Featured Alum: Chief Thomas Chan
In Featured Alum, we interview prominent alumni about their careers and memories of Stuyvesant.
Thomas M. Chan ’75 is the Chief of Transportation for the New York City Police Department. Prior to being appointed to this position, he served as the Chief of the NYPD’s Community Affairs Bureau. Thomas holds a Bachelor of Science from St. John’s University and worked as a paramedic prior to joining the police force in 1982. He is the first Asian-American to obtain both the two star and three star rank in the New York City Police Department.
Alumni Office: How did you first start down your career path?
Chief Thomas Chan: My exposure to emergency care began at St. John’s when I responded to an advertisement for an emergency registrar position for which I was later hired. Through this position, I was exposed to emergency workers including paramedics and police officers. I was intrigued by their work as well as the excitement and drama in the emergency room.
AO: What’s been the most interesting part of being Chief of the NYPD’s Transportation Bureau? What’s been the strangest thing that ever happened to you during your time there? What about being Chief of Community Affairs?
Chief TC: As the Chief of Transportation Bureau, I’ve been charged with the overall implementation of Mayor Bill de Blasio’s Vision Zero program within the police department. This program is a collaborative effort between city agencies and the public to reduce fatalities and injuries related to motor vehicle collisions.
It’s not the strangest thing nevertheless public speaking and city council testimony was not an area I had aspired to. However, it is an aspect that, quite often, is required in my new assignment.
Both positions, as the Chief of Transportation as well as the Chief of Community Affairs, have afforded me the opportunity to make a difference. In Community Affairs, I led the development of new programs to target young children deemed at risk and to have a potential for future criminal activity. I further established stronger community relations through sports activities and leagues, outreach and a partnership with our religious communities.
AO: Did you do anything related to your work when you were a Stuyvesant student? What did you think you were going to go into as an adult when you were a student there?
Chief TC: As a Stuyvesant student, I developed the organizational skills, including time management and positive study habits, which are important components in any work environment. I also learned the secret to success for any good manager which is…preparation, preparation, preparation.
As a student, I had planned to go into the science field and aspired to be a pharmacist. However, after several bouts with Organic Chemistry, I eventually changed my major to Hospital Administration.
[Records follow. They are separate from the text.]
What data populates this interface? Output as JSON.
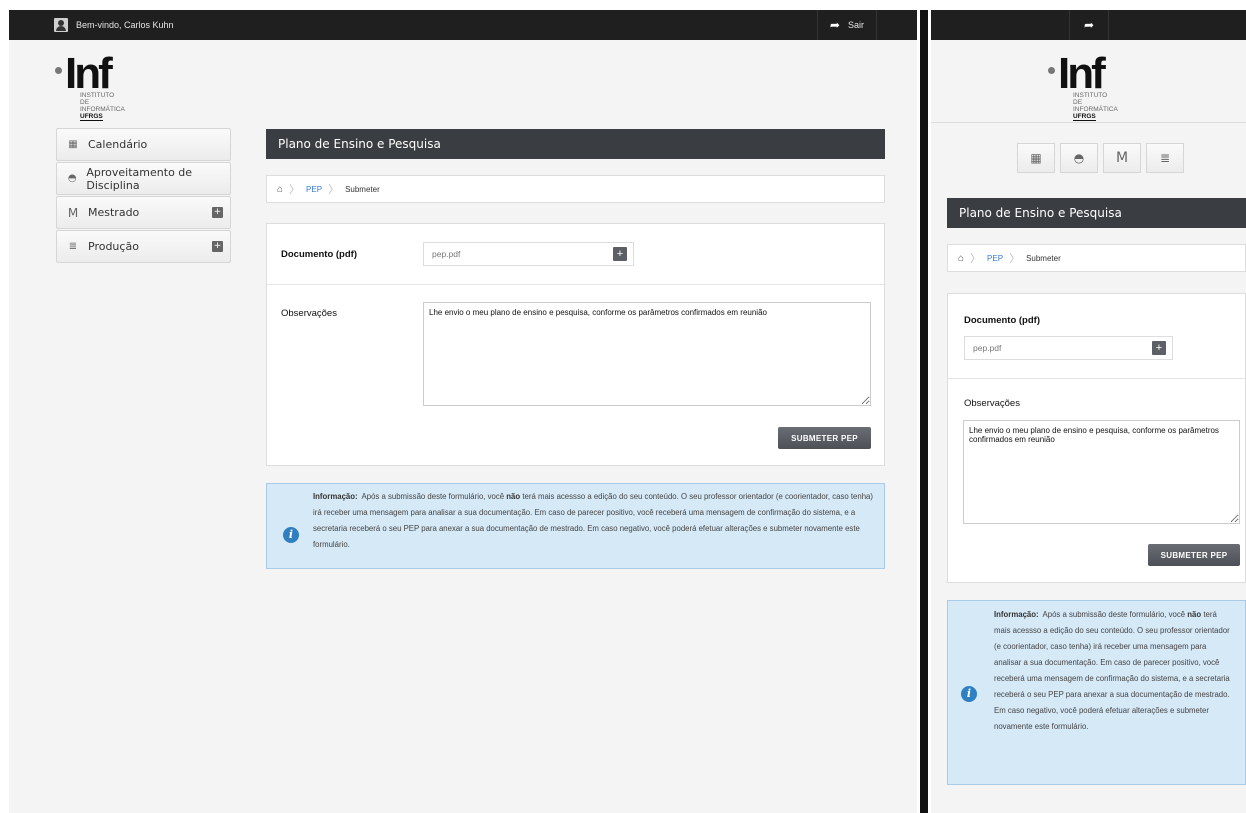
{
  "desktop": {
    "topbar": {
      "welcome": "Bem-vindo, Carlos Kuhn",
      "logout_label": "Sair"
    },
    "logo": {
      "word": "Inf",
      "line1": "INSTITUTO",
      "line2": "DE INFORMÁTICA",
      "line3": "UFRGS"
    },
    "sidebar": {
      "items": [
        {
          "label": "Calendário",
          "icon": "calendar-icon"
        },
        {
          "label": "Aproveitamento de Disciplina",
          "icon": "cap-icon"
        },
        {
          "label": "Mestrado",
          "icon": "m-icon",
          "expand": "+"
        },
        {
          "label": "Produção",
          "icon": "stack-icon",
          "expand": "+"
        }
      ]
    },
    "page_title": "Plano de Ensino e Pesquisa",
    "breadcrumb": {
      "link": "PEP",
      "current": "Submeter"
    },
    "form": {
      "doc_label": "Documento (pdf)",
      "doc_value": "pep.pdf",
      "doc_add": "+",
      "obs_label": "Observações",
      "obs_value": "Lhe envio o meu plano de ensino e pesquisa, conforme os parâmetros confirmados em reunião",
      "submit_label": "SUBMETER PEP"
    },
    "info": {
      "title": "Informação:",
      "text_before": "Após a submissão deste formulário, você",
      "emphasis": "não",
      "text_after": "terá mais acessso a edição do seu conteúdo. O seu professor orientador (e coorientador, caso tenha) irá receber uma mensagem para analisar a sua documentação. Em caso de parecer positivo, você receberá uma mensagem de confirmação do sistema, e a secretaria receberá o seu PEP para anexar a sua documentação de mestrado. Em caso negativo, você poderá efetuar alterações e submeter novamente este formulário."
    }
  },
  "mobile": {
    "page_title": "Plano de Ensino e Pesquisa",
    "breadcrumb": {
      "link": "PEP",
      "current": "Submeter"
    },
    "icons": [
      "calendar-icon",
      "cap-icon",
      "m-icon",
      "stack-icon"
    ],
    "m_letter": "M",
    "form": {
      "doc_label": "Documento (pdf)",
      "doc_value": "pep.pdf",
      "doc_add": "+",
      "obs_label": "Observações",
      "obs_value": "Lhe envio o meu plano de ensino e pesquisa, conforme os parâmetros confirmados em reunião",
      "submit_label": "SUBMETER PEP"
    }
  },
  "colors": {
    "topbar": "#1f1f1f",
    "titlebar": "#3a3d42",
    "info_bg": "#d6e9f7",
    "link": "#3a7bd5"
  }
}
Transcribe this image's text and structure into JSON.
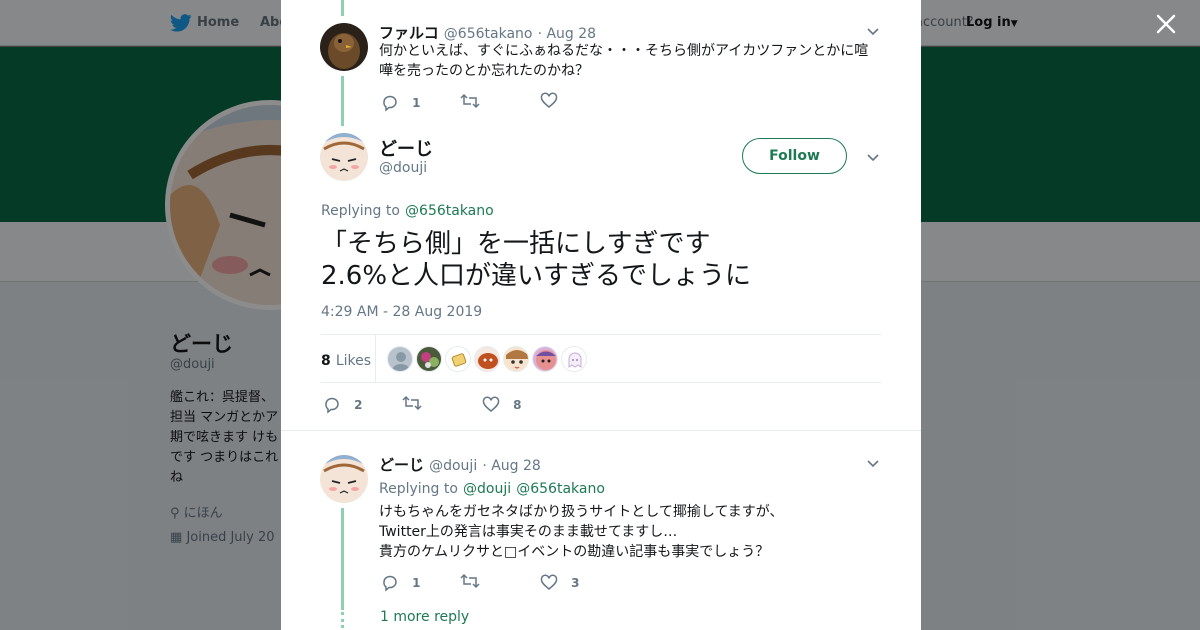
{
  "background": {
    "nav": {
      "home_label": "Home",
      "about_label": "Abo",
      "account_prompt": "account?",
      "login_label": "Log in"
    },
    "profile": {
      "name": "どーじ",
      "handle": "@douji",
      "bio": "艦これ：呉提督、\n担当 マンガとかア\n期で呟きます けも\nです つまりはこれ\nね",
      "location": "にほん",
      "joined": "Joined July 20"
    }
  },
  "parent_tweet": {
    "display_name": "ファルコ",
    "handle": "@656takano",
    "date": "· Aug 28",
    "text": "何かといえば、すぐにふぁねるだな・・・そちら側がアイカツファンとかに喧嘩を売ったのとか忘れたのかね？",
    "reply_count": "1",
    "retweet_count": "",
    "like_count": ""
  },
  "main_tweet": {
    "display_name": "どーじ",
    "handle": "@douji",
    "follow_label": "Follow",
    "replying_prefix": "Replying to",
    "replying_to": "@656takano",
    "text": "「そちら側」を一括にしすぎです\n2.6%と人口が違いすぎるでしょうに",
    "timestamp": "4:29 AM - 28 Aug 2019",
    "likes_count": "8",
    "likes_label": "Likes",
    "reply_count": "2",
    "retweet_count": "",
    "like_count": "8"
  },
  "reply_tweet": {
    "display_name": "どーじ",
    "handle": "@douji",
    "date": "· Aug 28",
    "replying_prefix": "Replying to",
    "replying_to_1": "@douji",
    "replying_to_2": "@656takano",
    "text_line1": "けもちゃんをガセネタばかり扱うサイトとして揶揄してますが、",
    "text_line2": "Twitter上の発言は事実そのまま載せてますし…",
    "text_line3": "貴方のケムリクサと□イベントの勘違い記事も事実でしょう？",
    "reply_count": "1",
    "retweet_count": "",
    "like_count": "3",
    "more_replies": "1 more reply"
  },
  "colors": {
    "accent": "#1d7a53",
    "banner": "#0a6b47",
    "thread_line": "#8ed1b0",
    "muted_text": "#657786"
  }
}
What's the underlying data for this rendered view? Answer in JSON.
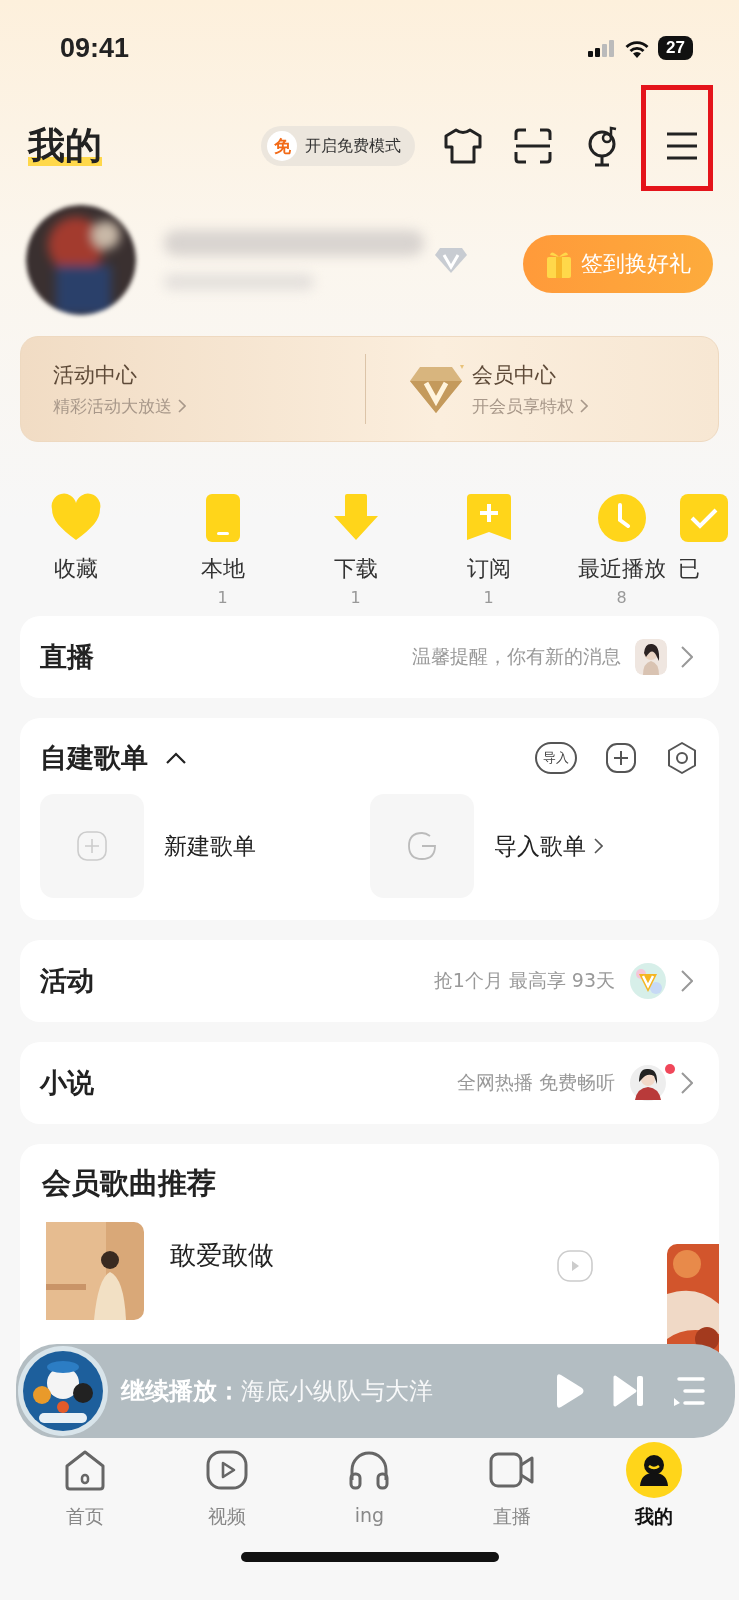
{
  "status_bar": {
    "time": "09:41",
    "battery": "27"
  },
  "header": {
    "title": "我的",
    "free_badge": "免",
    "free_mode": "开启免费模式",
    "highlight_menu": true
  },
  "profile": {
    "checkin": "签到换好礼"
  },
  "promo": [
    {
      "kind": "activity",
      "title": "活动中心",
      "subtitle": "精彩活动大放送"
    },
    {
      "kind": "vip",
      "title": "会员中心",
      "subtitle": "开会员享特权"
    }
  ],
  "shortcuts": [
    {
      "kind": "heart",
      "label": "收藏"
    },
    {
      "kind": "phone",
      "label": "本地",
      "count": "1"
    },
    {
      "kind": "download",
      "label": "下载",
      "count": "1"
    },
    {
      "kind": "bookmark",
      "label": "订阅",
      "count": "1"
    },
    {
      "kind": "clock",
      "label": "最近播放",
      "count": "8"
    },
    {
      "kind": "check",
      "label": "已"
    }
  ],
  "live": {
    "title": "直播",
    "note": "温馨提醒，你有新的消息"
  },
  "playlists": {
    "title": "自建歌单",
    "expanded": true,
    "import_badge": "导入",
    "items": [
      {
        "kind": "new",
        "label": "新建歌单"
      },
      {
        "kind": "import",
        "label": "导入歌单"
      }
    ]
  },
  "activity": {
    "title": "活动",
    "note": "抢1个月 最高享 93天"
  },
  "novel": {
    "title": "小说",
    "note": "全网热播 免费畅听",
    "unread": true
  },
  "recommend": {
    "title": "会员歌曲推荐",
    "songs": [
      {
        "title": "敢爱敢做"
      }
    ]
  },
  "player": {
    "label": "继续播放：",
    "track": "海底小纵队与大洋"
  },
  "tabs": [
    {
      "kind": "home",
      "label": "首页",
      "selected": false
    },
    {
      "kind": "video",
      "label": "视频",
      "selected": false
    },
    {
      "kind": "headphones",
      "label": "ing",
      "selected": false
    },
    {
      "kind": "camera",
      "label": "直播",
      "selected": false
    },
    {
      "kind": "me",
      "label": "我的",
      "selected": true
    }
  ]
}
AO: What sort of student were you at Stuyvesant?
Chief TC: I was an above-average student while at Stuyvesant. I was pre-occupied with after school employment as it afforded me an income, independence and self-reliance.
AO: What’s a really unique memory you have of the school?
Chief TC: I enjoyed attending SING! as well as the Asian Club, of which I was a member. I also really enjoyed my lunch periods with my friends as we would chit-chat on the day’s events.
My memory of school was my first week of Stuyvesant and all the new teachers and friends. I knew at that moment that I was a part of a very special place.
Two areas that I enjoyed were classical music and art. I can still recall Music Appreciation with Mr. Pomerantz and Art Appreciation with Mr. Rosen. Today, I still enjoy classical musical and have a fondness for opera and expressionist paintings. Looking back, I’m truly grateful for my exposure to these areas that I received as a Stuyvesant student.
AO: How did you get to Stuyvesant in the morning?
Chief TC: I took the M15 bus to and from school on 1st and 2nd Avenue from Chinatown.
AO: What was most valuable to you about going to a specialized high school?
Chief TC: The school and its environment provided me the personal, social and academic circumstances to grow. The students weren’t just from the local neighborhood and represented a diverse cross-section of New York City in one school.
AO: What’s the best part about being an alumnus of the school?
Chief TC: As alumni, we can give back in more than just monetary contributions. Maintaining contact and involvement in school and alumni functions is mutually beneficial and rewarding to every Stuyvesant student both past and present.